We grow up with rules, spoken and spoken, in our family of origin. There are certain topics we don’t discuss, certain emotions we don’t express, and secrets we don’t acknowledge. We may think, “If you love me, you’ll never make me feel guilty. That was my father’s favorite weapon.” Then when a mate or friend has a legitimate complaint about the relationship, we feel betrayed, unloved, and angry.

The same is true of unspoken expectations. Many couples have told me, “If he/she loved me, he/she would know what I need. If I have to ask, it seems forced and artificial. What’s the point?” Asking for what we need is an important skill anyone can learn.

A healthy relationship is based on love, trust, and growth. It will offer honesty, compassion, forgiveness, respect, and mutual responsibility for maintaining the relationship. If one person walks on eggshells and the other feels free to explode in anger, the relationship may not survive.

How then can we quickly repair relationships? Repair depends on the level of offense or pain. The “secret” is our attitude. First, we can simply overlook some things, realizing fatigue, stress, or even low blood sugar can make us grouchy. Maybe it’s not that important. Love and let it go.

And above all things have fervent love for one another, for “love will cover a multitude of sins.” (1 Peter 4:8 quoting Prov. 10:12 NKJV).

Second, the issue or offense is irritating and important but not deeply meaningful. However, it could become a more serious problem if we don’t address it. It’s time for a simple to understand, but difficult to practice skill: The I Message. I’ve taught elementary students to use this simple, formula to express needs.

I FEEL (Use specific words to describe emotions: angry, confused, disappointed, attacked).
WHEN (Describe the upsetting behavior without character assassination or blame).
I NEED (a response from you, help with, a different tone of voice, eye contact.
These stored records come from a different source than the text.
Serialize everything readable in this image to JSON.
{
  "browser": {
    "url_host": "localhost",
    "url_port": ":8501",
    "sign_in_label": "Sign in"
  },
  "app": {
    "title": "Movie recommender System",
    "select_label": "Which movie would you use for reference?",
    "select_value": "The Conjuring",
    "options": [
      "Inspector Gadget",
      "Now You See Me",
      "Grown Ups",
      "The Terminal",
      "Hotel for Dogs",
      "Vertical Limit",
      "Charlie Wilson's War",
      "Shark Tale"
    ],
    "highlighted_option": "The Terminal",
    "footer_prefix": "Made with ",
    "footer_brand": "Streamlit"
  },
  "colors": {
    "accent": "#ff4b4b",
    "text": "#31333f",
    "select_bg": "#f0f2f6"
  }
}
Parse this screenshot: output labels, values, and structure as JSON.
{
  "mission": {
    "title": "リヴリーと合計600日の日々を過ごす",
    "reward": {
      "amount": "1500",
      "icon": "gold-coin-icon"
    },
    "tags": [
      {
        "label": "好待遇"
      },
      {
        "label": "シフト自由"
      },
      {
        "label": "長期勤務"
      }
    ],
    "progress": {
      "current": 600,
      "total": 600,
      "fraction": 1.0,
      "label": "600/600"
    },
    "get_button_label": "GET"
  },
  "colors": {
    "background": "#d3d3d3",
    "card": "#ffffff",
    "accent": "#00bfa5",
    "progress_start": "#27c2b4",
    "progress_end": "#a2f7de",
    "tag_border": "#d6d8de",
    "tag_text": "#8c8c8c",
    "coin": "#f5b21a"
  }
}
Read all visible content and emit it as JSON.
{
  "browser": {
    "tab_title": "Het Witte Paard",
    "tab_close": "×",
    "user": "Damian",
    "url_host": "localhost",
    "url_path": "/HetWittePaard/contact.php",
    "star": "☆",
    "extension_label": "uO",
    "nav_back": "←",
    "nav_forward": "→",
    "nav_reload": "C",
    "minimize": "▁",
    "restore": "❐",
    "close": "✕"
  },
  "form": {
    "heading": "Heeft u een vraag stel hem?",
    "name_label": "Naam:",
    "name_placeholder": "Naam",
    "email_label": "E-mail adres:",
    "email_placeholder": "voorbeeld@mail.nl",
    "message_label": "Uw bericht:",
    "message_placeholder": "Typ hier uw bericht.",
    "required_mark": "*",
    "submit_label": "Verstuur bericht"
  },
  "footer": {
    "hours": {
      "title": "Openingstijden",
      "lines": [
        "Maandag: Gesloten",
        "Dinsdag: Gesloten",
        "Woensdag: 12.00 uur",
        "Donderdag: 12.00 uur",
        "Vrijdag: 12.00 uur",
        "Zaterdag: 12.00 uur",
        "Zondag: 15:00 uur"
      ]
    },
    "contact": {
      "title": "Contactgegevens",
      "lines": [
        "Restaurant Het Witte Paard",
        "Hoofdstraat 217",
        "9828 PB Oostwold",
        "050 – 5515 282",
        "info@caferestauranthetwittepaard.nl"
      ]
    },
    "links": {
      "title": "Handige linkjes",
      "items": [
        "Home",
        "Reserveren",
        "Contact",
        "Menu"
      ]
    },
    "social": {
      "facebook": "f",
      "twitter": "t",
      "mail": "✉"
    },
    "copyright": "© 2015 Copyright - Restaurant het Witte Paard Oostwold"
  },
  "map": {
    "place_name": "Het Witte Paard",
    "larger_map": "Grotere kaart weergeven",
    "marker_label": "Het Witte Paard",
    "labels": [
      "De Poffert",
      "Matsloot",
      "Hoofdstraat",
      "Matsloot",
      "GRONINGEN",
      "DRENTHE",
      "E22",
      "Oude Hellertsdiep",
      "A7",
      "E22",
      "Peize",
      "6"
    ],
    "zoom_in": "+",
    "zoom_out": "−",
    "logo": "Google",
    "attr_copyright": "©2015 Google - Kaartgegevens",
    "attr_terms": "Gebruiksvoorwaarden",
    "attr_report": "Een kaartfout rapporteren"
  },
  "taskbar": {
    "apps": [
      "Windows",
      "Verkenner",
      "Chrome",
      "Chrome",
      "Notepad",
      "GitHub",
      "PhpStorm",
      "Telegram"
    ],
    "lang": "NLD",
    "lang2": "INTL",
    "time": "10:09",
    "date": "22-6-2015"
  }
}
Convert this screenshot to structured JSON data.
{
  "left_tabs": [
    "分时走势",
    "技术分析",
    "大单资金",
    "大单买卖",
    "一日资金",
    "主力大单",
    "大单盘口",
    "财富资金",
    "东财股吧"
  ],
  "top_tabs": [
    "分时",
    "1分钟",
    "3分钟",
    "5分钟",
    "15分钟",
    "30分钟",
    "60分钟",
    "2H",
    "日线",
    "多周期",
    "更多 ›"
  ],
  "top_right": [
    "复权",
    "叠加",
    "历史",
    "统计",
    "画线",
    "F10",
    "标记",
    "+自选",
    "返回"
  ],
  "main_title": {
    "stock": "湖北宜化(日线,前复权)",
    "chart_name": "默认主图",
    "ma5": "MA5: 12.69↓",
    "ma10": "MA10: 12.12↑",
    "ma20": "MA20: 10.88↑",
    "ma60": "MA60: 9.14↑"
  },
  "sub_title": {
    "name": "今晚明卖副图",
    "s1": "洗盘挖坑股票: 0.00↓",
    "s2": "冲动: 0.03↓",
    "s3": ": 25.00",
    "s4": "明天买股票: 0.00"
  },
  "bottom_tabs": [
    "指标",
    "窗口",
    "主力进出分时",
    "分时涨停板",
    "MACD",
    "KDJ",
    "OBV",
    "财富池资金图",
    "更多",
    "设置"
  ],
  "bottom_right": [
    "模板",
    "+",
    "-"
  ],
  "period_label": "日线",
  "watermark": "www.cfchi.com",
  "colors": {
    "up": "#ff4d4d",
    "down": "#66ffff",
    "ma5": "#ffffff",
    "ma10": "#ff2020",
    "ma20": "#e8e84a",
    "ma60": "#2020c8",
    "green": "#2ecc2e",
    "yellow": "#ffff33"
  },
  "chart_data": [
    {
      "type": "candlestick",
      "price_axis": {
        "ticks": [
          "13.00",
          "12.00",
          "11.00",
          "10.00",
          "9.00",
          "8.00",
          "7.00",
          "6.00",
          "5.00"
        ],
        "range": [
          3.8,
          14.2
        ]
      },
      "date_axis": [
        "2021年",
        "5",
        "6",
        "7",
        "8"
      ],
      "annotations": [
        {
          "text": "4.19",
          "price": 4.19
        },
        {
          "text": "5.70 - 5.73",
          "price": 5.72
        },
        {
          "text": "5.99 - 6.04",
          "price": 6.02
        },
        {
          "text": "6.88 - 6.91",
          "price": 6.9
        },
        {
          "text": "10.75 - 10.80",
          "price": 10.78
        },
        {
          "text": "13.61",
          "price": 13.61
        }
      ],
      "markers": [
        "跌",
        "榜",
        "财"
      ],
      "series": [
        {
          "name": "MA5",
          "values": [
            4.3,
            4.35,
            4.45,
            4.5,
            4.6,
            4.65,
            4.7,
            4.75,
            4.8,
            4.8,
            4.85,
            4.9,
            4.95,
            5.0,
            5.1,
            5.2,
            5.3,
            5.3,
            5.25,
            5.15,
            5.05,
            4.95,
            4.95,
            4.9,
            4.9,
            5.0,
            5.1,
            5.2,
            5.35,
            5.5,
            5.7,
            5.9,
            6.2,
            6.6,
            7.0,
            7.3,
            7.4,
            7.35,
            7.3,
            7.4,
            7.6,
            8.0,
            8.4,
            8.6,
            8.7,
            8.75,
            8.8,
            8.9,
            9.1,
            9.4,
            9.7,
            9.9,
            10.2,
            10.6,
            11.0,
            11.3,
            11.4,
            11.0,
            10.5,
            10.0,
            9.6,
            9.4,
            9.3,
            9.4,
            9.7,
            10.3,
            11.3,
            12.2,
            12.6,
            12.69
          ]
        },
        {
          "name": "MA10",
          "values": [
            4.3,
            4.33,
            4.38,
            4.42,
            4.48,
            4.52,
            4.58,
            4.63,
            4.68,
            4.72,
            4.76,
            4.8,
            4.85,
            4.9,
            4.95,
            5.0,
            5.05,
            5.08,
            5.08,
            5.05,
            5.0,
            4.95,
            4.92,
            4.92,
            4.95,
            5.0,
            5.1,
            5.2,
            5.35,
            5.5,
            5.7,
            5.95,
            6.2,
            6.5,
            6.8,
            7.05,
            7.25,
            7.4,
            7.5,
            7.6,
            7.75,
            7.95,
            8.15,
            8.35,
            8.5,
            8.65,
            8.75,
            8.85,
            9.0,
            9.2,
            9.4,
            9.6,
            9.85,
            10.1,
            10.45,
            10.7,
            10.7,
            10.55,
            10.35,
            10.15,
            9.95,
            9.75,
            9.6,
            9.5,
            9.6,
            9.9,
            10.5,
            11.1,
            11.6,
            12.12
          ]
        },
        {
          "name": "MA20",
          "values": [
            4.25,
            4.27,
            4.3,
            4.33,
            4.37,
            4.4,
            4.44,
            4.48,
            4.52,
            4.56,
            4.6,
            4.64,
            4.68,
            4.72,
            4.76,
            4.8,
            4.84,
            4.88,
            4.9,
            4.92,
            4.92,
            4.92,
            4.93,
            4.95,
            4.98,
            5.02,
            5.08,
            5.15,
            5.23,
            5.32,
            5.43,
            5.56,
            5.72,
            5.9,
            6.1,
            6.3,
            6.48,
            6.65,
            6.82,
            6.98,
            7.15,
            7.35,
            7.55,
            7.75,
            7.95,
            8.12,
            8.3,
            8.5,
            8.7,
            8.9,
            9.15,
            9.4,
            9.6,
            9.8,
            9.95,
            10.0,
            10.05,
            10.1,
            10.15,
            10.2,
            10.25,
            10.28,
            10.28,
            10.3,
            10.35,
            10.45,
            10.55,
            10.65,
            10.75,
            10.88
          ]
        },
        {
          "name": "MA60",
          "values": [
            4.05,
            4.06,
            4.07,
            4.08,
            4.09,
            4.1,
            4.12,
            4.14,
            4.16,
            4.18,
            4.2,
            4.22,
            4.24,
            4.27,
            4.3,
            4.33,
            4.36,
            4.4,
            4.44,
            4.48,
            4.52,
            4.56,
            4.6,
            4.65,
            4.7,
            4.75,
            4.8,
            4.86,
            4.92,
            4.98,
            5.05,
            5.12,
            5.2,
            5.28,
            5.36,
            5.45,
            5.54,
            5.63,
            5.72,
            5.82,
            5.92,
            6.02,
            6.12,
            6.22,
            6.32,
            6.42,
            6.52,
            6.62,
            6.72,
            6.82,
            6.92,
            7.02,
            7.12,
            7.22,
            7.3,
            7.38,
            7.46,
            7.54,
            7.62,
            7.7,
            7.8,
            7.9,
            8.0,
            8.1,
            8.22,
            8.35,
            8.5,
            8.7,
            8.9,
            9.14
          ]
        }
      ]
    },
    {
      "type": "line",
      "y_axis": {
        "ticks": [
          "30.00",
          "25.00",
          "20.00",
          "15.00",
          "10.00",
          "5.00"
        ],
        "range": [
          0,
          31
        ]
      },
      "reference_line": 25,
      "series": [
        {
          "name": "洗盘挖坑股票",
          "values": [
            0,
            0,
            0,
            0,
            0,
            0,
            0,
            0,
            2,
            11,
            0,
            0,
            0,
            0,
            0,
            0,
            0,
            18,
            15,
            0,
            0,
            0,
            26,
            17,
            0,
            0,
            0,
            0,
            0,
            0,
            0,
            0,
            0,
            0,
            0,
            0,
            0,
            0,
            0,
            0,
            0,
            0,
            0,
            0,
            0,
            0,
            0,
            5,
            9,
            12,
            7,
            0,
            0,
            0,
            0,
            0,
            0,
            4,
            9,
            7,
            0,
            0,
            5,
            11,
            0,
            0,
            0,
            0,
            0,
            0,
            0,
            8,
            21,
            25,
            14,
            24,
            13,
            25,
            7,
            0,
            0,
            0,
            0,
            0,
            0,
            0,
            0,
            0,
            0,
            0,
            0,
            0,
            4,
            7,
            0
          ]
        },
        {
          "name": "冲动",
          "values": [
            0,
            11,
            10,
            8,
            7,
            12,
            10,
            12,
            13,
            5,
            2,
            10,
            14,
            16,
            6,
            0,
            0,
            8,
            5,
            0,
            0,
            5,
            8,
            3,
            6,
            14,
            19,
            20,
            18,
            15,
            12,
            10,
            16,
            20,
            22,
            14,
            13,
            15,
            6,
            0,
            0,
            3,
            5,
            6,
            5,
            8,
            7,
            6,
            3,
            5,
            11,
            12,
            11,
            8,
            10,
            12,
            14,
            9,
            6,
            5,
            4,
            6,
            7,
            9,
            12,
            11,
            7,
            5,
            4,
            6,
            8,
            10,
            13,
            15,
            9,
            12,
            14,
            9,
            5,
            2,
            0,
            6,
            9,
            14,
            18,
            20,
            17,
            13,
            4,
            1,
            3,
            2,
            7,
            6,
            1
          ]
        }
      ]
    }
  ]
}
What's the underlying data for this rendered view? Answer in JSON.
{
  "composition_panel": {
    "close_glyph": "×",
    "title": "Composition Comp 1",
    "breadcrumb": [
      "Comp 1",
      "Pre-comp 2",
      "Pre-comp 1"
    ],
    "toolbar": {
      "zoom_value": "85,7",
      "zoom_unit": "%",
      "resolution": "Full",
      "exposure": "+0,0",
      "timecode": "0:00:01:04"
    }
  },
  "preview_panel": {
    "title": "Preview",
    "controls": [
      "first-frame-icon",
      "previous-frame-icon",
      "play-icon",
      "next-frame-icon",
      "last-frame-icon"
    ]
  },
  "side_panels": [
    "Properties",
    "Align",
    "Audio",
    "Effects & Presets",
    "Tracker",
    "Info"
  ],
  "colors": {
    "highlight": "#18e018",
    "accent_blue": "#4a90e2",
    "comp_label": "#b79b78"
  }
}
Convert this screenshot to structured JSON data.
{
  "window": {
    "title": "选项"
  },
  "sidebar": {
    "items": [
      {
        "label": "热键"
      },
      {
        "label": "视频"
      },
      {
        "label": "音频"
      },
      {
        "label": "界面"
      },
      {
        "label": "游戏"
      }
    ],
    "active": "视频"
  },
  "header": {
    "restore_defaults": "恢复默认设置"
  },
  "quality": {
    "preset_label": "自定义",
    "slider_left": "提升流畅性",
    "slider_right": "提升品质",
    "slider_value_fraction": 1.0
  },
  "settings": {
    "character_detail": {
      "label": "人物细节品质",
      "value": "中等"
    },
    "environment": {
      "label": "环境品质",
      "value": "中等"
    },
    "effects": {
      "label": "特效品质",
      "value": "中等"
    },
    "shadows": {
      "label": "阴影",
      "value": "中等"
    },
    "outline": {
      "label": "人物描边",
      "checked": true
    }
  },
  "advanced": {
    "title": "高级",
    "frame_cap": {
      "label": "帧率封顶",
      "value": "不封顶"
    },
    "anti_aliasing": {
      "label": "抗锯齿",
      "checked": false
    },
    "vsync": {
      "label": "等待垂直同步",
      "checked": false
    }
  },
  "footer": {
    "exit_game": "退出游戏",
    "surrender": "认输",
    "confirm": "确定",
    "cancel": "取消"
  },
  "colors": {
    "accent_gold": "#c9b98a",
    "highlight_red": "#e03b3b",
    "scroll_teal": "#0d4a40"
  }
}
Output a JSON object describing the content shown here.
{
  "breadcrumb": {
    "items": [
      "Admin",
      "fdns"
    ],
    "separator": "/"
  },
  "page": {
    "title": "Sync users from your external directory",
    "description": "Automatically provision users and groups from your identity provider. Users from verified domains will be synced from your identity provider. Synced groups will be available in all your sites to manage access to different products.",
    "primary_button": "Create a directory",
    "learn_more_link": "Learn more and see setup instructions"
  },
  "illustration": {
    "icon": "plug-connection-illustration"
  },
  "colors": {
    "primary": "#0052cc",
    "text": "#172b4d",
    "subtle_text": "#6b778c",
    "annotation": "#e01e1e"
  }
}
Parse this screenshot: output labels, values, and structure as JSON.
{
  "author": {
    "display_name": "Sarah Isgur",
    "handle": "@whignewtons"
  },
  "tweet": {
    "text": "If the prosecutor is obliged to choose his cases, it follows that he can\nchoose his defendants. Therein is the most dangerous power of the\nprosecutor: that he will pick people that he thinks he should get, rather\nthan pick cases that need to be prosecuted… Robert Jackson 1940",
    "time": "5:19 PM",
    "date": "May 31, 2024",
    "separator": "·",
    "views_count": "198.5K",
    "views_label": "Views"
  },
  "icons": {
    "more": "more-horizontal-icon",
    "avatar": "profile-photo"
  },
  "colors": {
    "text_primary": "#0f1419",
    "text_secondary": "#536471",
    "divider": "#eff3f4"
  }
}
Be specific), please.

In a usually positive relationship, intimacy increases when we’re able to express our needs and feel heard and respected. Once again, attitude is key.
“Speaking the truth in love, we will grow to become in every respect the mature body of him who is the head, that is, Christ” (Ephesians 4:15NIV).

A third category is serious, painful, and threatens the relationship if ignored. It may be a flaw in the other person or touch a deeply held belief or fear resulting from a previous relationship or family of origin. This response is best thought out and, if possible, prepared in advance. Examine the source of such a powerful response and be ready to explain it. Then without blame, express your feelings, what the issue represents, and ask for compassion and understanding. The greatest success comes when both parties accept responsibility for their part and value the relationship.

“Do nothing from selfishness or empty conceit, but with humility of mind regard one another as more important than yourselves; do not merely look out for your own personal interests, but also for the interests of others” (Philippians 2:3–4 NASB95).

With God’s help, we can repair relationships quickly.

Please share comments, questions, and/or how these tips worked for you. You can encourage and bless others with your response.